Work request:
Among the entries below, how many lines hold "image"? Only the number is wanted.

Exercise data:
━━━━━━━━
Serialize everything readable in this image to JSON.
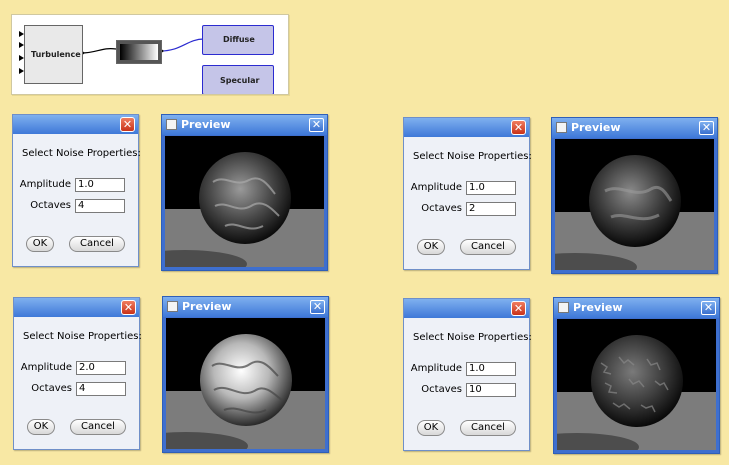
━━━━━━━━
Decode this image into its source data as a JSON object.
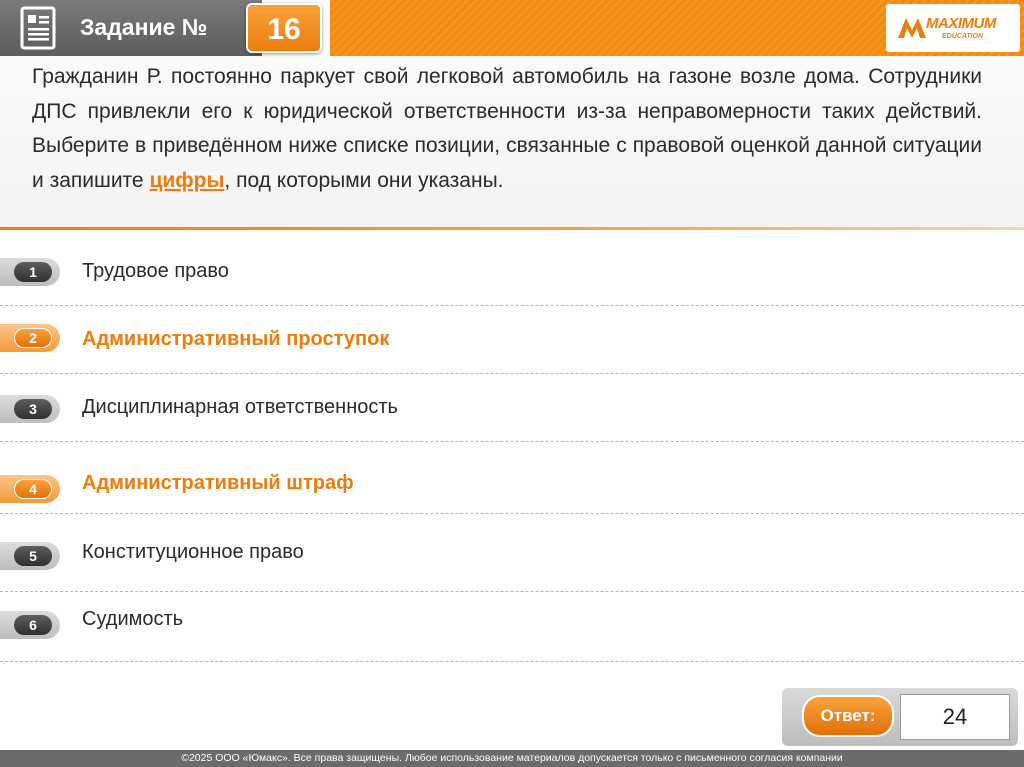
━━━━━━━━
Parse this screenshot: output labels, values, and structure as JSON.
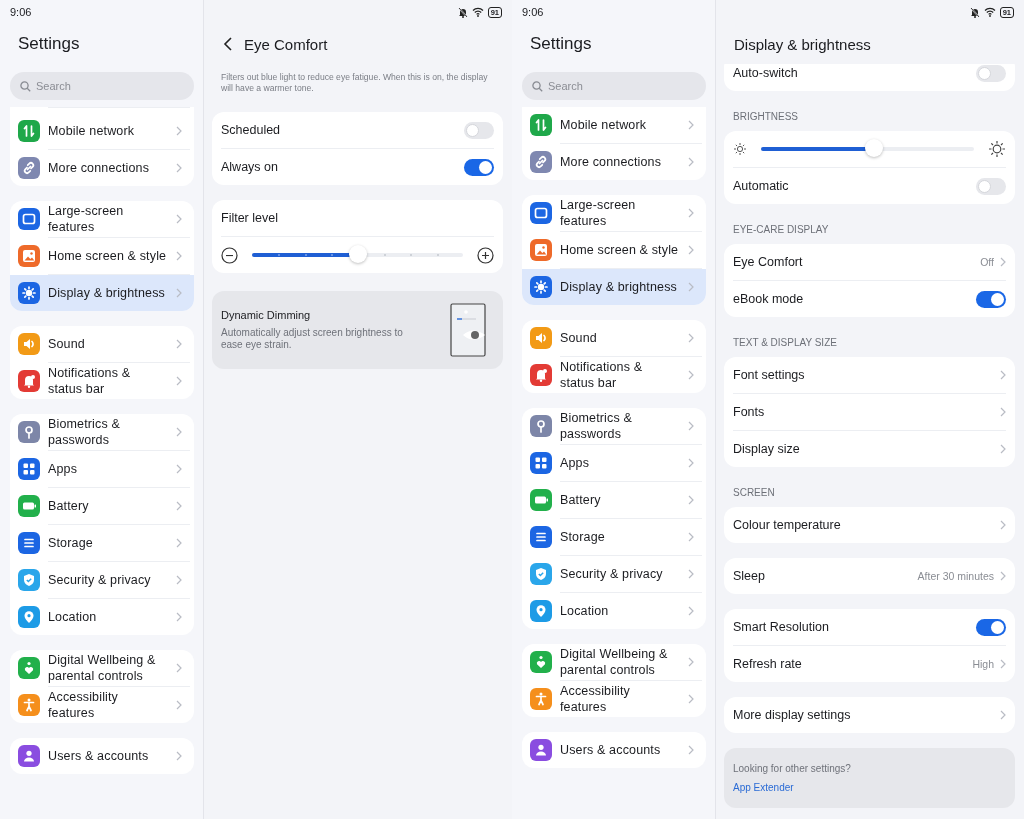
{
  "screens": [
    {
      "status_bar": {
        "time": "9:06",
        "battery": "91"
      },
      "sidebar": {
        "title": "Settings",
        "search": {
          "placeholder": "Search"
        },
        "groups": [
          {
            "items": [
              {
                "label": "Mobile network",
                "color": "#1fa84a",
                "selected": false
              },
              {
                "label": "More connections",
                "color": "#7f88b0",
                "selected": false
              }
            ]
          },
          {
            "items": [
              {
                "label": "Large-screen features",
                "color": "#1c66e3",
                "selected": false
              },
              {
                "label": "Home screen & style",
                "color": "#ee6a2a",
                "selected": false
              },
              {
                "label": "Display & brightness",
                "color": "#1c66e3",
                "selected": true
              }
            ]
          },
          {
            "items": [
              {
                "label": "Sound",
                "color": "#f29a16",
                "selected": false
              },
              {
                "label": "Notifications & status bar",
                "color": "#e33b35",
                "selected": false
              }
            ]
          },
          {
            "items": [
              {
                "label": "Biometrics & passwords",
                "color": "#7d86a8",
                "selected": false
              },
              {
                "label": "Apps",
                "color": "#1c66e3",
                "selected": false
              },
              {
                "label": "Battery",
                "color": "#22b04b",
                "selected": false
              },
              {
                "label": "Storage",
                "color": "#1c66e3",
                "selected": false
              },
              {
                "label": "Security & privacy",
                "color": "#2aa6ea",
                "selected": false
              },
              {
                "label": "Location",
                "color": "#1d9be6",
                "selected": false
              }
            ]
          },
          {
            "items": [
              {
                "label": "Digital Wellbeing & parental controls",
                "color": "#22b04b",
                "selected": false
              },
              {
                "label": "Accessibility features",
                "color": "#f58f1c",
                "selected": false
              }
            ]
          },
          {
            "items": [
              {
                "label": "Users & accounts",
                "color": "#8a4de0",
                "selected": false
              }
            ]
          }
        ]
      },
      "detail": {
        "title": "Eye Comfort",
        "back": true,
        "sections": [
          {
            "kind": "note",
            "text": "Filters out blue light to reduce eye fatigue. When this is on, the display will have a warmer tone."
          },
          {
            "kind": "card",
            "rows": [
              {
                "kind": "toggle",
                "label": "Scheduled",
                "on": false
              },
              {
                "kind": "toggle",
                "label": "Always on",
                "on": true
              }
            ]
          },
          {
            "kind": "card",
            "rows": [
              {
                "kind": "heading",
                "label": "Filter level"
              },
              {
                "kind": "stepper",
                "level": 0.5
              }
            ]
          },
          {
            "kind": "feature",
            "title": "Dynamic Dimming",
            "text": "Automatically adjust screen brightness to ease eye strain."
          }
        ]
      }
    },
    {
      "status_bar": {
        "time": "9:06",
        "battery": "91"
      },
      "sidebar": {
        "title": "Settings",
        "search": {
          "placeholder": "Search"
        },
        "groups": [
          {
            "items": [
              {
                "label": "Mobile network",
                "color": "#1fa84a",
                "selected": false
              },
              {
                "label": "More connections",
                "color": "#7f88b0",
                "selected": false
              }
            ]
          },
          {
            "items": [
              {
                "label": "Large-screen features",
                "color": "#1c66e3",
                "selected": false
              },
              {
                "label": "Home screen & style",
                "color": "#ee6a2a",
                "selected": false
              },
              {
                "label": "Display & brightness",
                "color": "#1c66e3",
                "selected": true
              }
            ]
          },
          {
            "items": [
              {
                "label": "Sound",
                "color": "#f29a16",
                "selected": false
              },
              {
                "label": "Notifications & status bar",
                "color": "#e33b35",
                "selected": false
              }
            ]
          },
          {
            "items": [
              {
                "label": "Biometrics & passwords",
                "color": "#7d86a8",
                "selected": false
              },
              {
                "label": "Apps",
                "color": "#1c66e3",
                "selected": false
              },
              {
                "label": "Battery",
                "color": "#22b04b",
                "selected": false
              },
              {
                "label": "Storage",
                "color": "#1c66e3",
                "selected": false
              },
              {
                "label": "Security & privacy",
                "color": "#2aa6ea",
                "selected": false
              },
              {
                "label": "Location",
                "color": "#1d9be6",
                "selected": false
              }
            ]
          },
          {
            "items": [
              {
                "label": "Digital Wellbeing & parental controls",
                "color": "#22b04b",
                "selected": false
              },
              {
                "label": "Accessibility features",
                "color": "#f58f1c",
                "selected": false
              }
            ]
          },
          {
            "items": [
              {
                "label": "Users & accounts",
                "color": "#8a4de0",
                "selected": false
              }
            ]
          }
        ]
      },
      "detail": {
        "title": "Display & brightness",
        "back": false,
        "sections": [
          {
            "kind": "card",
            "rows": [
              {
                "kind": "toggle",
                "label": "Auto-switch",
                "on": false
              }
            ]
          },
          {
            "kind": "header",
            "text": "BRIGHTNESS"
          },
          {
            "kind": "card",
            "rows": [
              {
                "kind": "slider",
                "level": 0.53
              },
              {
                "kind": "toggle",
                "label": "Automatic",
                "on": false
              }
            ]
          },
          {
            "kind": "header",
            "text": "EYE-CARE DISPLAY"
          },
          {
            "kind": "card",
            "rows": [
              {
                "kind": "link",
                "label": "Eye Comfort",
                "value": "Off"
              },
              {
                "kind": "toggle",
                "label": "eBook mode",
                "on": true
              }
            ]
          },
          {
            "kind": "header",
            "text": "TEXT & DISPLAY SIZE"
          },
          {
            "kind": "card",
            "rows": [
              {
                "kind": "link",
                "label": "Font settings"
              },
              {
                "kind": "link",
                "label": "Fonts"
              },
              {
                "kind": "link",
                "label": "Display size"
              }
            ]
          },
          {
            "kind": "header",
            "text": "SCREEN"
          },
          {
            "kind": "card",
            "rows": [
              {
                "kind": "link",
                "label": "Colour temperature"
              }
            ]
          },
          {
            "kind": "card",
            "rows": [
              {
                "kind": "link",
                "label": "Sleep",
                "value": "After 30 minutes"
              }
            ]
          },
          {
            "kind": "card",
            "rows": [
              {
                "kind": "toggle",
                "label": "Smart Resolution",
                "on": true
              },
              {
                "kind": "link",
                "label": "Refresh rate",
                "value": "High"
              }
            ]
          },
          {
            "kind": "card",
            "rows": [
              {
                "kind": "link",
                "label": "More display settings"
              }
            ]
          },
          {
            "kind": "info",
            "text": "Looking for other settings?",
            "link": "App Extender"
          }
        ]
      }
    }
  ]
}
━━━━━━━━
Task result:
2